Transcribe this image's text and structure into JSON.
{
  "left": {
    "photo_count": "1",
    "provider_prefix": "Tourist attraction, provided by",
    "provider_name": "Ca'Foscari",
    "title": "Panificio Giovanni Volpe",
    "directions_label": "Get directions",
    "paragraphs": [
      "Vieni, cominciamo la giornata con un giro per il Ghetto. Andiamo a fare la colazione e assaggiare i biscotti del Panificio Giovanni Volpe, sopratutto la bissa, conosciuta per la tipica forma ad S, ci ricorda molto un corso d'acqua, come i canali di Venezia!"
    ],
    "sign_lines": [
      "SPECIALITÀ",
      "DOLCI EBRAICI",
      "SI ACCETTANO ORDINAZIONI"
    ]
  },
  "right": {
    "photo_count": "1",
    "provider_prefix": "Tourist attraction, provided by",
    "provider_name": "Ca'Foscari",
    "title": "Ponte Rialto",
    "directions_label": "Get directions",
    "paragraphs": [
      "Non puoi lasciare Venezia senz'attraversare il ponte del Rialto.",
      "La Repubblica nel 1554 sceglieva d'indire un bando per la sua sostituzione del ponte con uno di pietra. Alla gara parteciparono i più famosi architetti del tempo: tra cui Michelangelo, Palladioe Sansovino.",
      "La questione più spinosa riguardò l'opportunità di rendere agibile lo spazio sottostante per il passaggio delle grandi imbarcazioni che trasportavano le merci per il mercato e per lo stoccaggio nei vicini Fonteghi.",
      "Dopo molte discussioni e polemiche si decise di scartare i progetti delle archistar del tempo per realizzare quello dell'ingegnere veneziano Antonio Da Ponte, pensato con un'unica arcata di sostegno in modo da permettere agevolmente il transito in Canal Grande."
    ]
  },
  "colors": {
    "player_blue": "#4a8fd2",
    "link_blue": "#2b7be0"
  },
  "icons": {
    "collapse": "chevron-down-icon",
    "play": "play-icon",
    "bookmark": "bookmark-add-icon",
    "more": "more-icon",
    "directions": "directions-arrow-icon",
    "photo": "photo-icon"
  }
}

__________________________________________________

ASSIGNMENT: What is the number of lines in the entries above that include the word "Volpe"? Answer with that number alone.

RESPONSE BELOW: 2